App and web page records:
---
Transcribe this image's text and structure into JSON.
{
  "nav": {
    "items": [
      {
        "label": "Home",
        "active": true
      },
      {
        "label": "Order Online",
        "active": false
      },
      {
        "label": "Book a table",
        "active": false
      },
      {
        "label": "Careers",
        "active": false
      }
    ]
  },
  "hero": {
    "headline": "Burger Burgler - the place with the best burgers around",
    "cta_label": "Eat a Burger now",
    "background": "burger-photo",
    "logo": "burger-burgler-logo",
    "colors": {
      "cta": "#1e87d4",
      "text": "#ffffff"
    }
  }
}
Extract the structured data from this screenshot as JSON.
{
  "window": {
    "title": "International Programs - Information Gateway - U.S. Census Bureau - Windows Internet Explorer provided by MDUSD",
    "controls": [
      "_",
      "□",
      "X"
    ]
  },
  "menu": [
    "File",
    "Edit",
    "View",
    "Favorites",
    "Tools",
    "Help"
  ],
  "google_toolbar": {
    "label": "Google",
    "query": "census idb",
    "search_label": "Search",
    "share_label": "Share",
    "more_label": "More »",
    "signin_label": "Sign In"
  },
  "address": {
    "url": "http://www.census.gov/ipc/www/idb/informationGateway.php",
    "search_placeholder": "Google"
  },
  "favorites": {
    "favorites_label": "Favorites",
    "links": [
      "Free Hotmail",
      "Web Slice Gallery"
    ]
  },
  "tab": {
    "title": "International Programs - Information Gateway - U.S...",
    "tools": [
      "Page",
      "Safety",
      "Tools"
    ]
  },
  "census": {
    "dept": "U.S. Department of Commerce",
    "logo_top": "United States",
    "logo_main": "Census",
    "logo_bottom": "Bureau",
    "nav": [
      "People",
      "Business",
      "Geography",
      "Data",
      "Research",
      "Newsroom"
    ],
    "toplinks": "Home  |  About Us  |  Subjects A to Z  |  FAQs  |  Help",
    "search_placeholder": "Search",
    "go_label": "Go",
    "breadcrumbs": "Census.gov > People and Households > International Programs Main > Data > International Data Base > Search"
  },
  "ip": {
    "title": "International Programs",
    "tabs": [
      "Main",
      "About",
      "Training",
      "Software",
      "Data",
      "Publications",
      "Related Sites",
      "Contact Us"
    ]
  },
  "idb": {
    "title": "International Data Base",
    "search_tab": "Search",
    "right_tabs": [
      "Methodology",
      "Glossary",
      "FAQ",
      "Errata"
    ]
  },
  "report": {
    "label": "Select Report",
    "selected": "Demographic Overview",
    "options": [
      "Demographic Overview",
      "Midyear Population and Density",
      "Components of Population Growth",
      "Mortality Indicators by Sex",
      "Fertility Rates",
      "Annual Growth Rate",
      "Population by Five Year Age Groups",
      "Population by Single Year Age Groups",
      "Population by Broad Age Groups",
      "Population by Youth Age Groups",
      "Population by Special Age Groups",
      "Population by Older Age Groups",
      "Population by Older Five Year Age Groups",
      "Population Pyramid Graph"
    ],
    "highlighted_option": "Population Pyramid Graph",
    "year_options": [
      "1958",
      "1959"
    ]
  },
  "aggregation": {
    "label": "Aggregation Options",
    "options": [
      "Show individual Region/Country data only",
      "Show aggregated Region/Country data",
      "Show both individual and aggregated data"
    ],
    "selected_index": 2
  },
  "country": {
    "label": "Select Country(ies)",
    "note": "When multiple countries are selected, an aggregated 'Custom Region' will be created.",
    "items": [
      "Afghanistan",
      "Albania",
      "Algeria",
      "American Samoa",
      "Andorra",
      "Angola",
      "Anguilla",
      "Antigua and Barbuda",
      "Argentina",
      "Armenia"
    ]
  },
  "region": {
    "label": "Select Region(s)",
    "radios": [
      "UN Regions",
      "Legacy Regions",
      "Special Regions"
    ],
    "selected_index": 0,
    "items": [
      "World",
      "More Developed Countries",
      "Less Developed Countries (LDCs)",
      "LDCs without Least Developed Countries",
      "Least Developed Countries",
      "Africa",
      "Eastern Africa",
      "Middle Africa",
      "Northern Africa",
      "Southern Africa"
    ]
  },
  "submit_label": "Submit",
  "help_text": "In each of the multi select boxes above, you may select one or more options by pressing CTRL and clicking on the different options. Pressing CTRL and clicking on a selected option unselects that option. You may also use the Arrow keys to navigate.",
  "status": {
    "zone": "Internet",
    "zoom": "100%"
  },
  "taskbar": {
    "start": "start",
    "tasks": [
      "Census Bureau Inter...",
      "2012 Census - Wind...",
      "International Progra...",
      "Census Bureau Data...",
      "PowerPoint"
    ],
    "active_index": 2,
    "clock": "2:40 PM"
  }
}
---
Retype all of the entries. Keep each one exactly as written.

Transcribe this image's text and structure into JSON.
{
  "nav": {
    "items": [
      {
        "label": "Home",
        "active": true
      },
      {
        "label": "Order Online",
        "active": false
      },
      {
        "label": "Book a table",
        "active": false
      },
      {
        "label": "Careers",
        "active": false
      }
    ]
  },
  "hero": {
    "headline": "Burger Burgler - the place with the best burgers around",
    "cta_label": "Eat a Burger now",
    "background": "burger-photo",
    "logo": "burger-burgler-logo",
    "colors": {
      "cta": "#1e87d4",
      "text": "#ffffff"
    }
  }
}
Extract the structured data from this screenshot as JSON.
{
  "window": {
    "title": "International Programs - Information Gateway - U.S. Census Bureau - Windows Internet Explorer provided by MDUSD",
    "controls": [
      "_",
      "□",
      "X"
    ]
  },
  "menu": [
    "File",
    "Edit",
    "View",
    "Favorites",
    "Tools",
    "Help"
  ],
  "google_toolbar": {
    "label": "Google",
    "query": "census idb",
    "search_label": "Search",
    "share_label": "Share",
    "more_label": "More »",
    "signin_label": "Sign In"
  },
  "address": {
    "url": "http://www.census.gov/ipc/www/idb/informationGateway.php",
    "search_placeholder": "Google"
  },
  "favorites": {
    "favorites_label": "Favorites",
    "links": [
      "Free Hotmail",
      "Web Slice Gallery"
    ]
  },
  "tab": {
    "title": "International Programs - Information Gateway - U.S...",
    "tools": [
      "Page",
      "Safety",
      "Tools"
    ]
  },
  "census": {
    "dept": "U.S. Department of Commerce",
    "logo_top": "United States",
    "logo_main": "Census",
    "logo_bottom": "Bureau",
    "nav": [
      "People",
      "Business",
      "Geography",
      "Data",
      "Research",
      "Newsroom"
    ],
    "toplinks": "Home  |  About Us  |  Subjects A to Z  |  FAQs  |  Help",
    "search_placeholder": "Search",
    "go_label": "Go",
    "breadcrumbs": "Census.gov > People and Households > International Programs Main > Data > International Data Base > Search"
  },
  "ip": {
    "title": "International Programs",
    "tabs": [
      "Main",
      "About",
      "Training",
      "Software",
      "Data",
      "Publications",
      "Related Sites",
      "Contact Us"
    ]
  },
  "idb": {
    "title": "International Data Base",
    "search_tab": "Search",
    "right_tabs": [
      "Methodology",
      "Glossary",
      "FAQ",
      "Errata"
    ]
  },
  "report": {
    "label": "Select Report",
    "selected": "Demographic Overview",
    "options": [
      "Demographic Overview",
      "Midyear Population and Density",
      "Components of Population Growth",
      "Mortality Indicators by Sex",
      "Fertility Rates",
      "Annual Growth Rate",
      "Population by Five Year Age Groups",
      "Population by Single Year Age Groups",
      "Population by Broad Age Groups",
      "Population by Youth Age Groups",
      "Population by Special Age Groups",
      "Population by Older Age Groups",
      "Population by Older Five Year Age Groups",
      "Population Pyramid Graph"
    ],
    "highlighted_option": "Population Pyramid Graph",
    "year_options": [
      "1958",
      "1959"
    ]
  },
  "aggregation": {
    "label": "Aggregation Options",
    "options": [
      "Show individual Region/Country data only",
      "Show aggregated Region/Country data",
      "Show both individual and aggregated data"
    ],
    "selected_index": 2
  },
  "country": {
    "label": "Select Country(ies)",
    "note": "When multiple countries are selected, an aggregated 'Custom Region' will be created.",
    "items": [
      "Afghanistan",
      "Albania",
      "Algeria",
      "American Samoa",
      "Andorra",
      "Angola",
      "Anguilla",
      "Antigua and Barbuda",
      "Argentina",
      "Armenia"
    ]
  },
  "region": {
    "label": "Select Region(s)",
    "radios": [
      "UN Regions",
      "Legacy Regions",
      "Special Regions"
    ],
    "selected_index": 0,
    "items": [
      "World",
      "More Developed Countries",
      "Less Developed Countries (LDCs)",
      "LDCs without Least Developed Countries",
      "Least Developed Countries",
      "Africa",
      "Eastern Africa",
      "Middle Africa",
      "Northern Africa",
      "Southern Africa"
    ]
  },
  "submit_label": "Submit",
  "help_text": "In each of the multi select boxes above, you may select one or more options by pressing CTRL and clicking on the different options. Pressing CTRL and clicking on a selected option unselects that option. You may also use the Arrow keys to navigate.",
  "status": {
    "zone": "Internet",
    "zoom": "100%"
  },
  "taskbar": {
    "start": "start",
    "tasks": [
      "Census Bureau Inter...",
      "2012 Census - Wind...",
      "International Progra...",
      "Census Bureau Data...",
      "PowerPoint"
    ],
    "active_index": 2,
    "clock": "2:40 PM"
  }
}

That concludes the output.